Argues $15 million could alleviate up to $1.5 billion in medical debt

HARRISBURG, March 28 – Seeking to relieve working families stricken with medical debt across the commonwealth, state Rep. Arvind Venkat, D-Allegheny, has introduced legislation to address medical debt and is pushing to include funding for medical debt relief in this year’s state budget. 

“As an emergency physician and a state legislator, I have seen and talked to many families who are heavily burdened by their medical debt, with many choosing to avoid health services they need just to afford to put food on the table for their family,” Venkat said. “If we don’t start addressing this problem now, it will continue to spiral, and families will continue to avoid critical treatment.” 

With a $15 million investment in a state-level program, Venkat estimates up to $1.5 billion of medical debt could be eliminated. 

“If our budget invested in alleviating the medical debt of Pennsylvanians or invested in a standalone program at the state level, many families across our commonwealth could see the entirety of their medical debt relieved,” he said. “Better health and a better economy due to the increased spending power of families are just two parts of many positive impacts of investment into alleviating medical debt.” 

Venkat recently introduced H.B. 78, which would create the Pennsylvania Medical Debt Relief Program.

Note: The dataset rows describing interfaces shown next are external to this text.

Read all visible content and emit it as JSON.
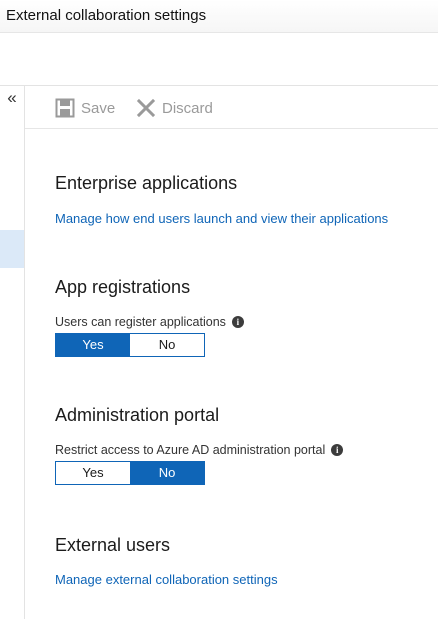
{
  "window": {
    "title": "External collaboration settings"
  },
  "nav": {
    "collapse_glyph": "«"
  },
  "toolbar": {
    "save_label": "Save",
    "discard_label": "Discard",
    "save_icon": "save-icon",
    "discard_icon": "x-icon"
  },
  "sections": {
    "enterprise": {
      "heading": "Enterprise applications",
      "link": "Manage how end users launch and view their applications"
    },
    "app_registrations": {
      "heading": "App registrations",
      "label": "Users can register applications",
      "yes": "Yes",
      "no": "No",
      "selected": "Yes"
    },
    "admin_portal": {
      "heading": "Administration portal",
      "label": "Restrict access to Azure AD administration portal",
      "yes": "Yes",
      "no": "No",
      "selected": "No"
    },
    "external_users": {
      "heading": "External users",
      "link": "Manage external collaboration settings"
    }
  },
  "colors": {
    "accent": "#0f65b7",
    "link": "#0f65b7",
    "disabled": "#9a9a9a"
  }
}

Co-sponsors of the bill include Reps. Donna Bullock and Tarik Khan, both D-Phila., Bridget Kosierowski, D-Lackawanna, and Nick Pisciottano, D-Allegheny, who all joined Venkat in proposing the program back in January. 

With Venkat being an emergency physician, Khan a certified registered nurse practitioner, and Kosierowski a registered nurse, three of the bill’s co-sponsors are experienced health care professionals. 

In today’s House Appropriations Committee Budget hearing with the state Department of Health, Rep. Josh Siegel, D-Lehigh, asked Acting Secretary Dr. Debra Bogen her thoughts on a medical debt relief program. Bogen acknowledged that medical debt is a “huge problem” for Pennsylvanians and said she looks forward to reviewing the details of the bill. 

The bill has been referred to and awaits consideration by the House Health Committee.